Dataset records:
Content starts

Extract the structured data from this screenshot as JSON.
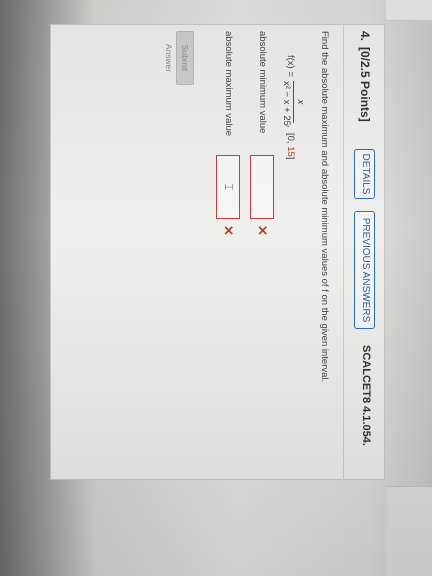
{
  "question": {
    "number": "4.",
    "points": "[0/2.5 Points]",
    "details_label": "DETAILS",
    "previous_answers_label": "PREVIOUS ANSWERS",
    "source": "SCALCET8 4.1.054.",
    "prompt": "Find the absolute maximum and absolute minimum values of f on the given interval.",
    "function": {
      "lhs": "f(x) =",
      "numerator": "x",
      "denominator": "x² − x + 25",
      "separator": ",",
      "interval_open": "[0,",
      "interval_value": "15",
      "interval_close": "]"
    },
    "answers": [
      {
        "label": "absolute minimum value",
        "value": "",
        "status": "incorrect",
        "mark": "✕"
      },
      {
        "label": "absolute maximum value",
        "value": "",
        "status": "incorrect",
        "mark": "✕"
      }
    ],
    "submit_label": "Submit Answer"
  },
  "colors": {
    "accent": "#2f6fb3",
    "error": "#c0392b",
    "card_background": "#efefec"
  }
}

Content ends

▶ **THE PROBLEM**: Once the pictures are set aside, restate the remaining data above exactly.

▶ **TASK ANSWER**:
Extract the structured data from this screenshot as JSON.
{
  "question": {
    "number": "4.",
    "points": "[0/2.5 Points]",
    "details_label": "DETAILS",
    "previous_answers_label": "PREVIOUS ANSWERS",
    "source": "SCALCET8 4.1.054.",
    "prompt": "Find the absolute maximum and absolute minimum values of f on the given interval.",
    "function": {
      "lhs": "f(x) =",
      "numerator": "x",
      "denominator": "x² − x + 25",
      "separator": ",",
      "interval_open": "[0,",
      "interval_value": "15",
      "interval_close": "]"
    },
    "answers": [
      {
        "label": "absolute minimum value",
        "value": "",
        "status": "incorrect",
        "mark": "✕"
      },
      {
        "label": "absolute maximum value",
        "value": "",
        "status": "incorrect",
        "mark": "✕"
      }
    ],
    "submit_label": "Submit Answer"
  },
  "colors": {
    "accent": "#2f6fb3",
    "error": "#c0392b",
    "card_background": "#efefec"
  }
}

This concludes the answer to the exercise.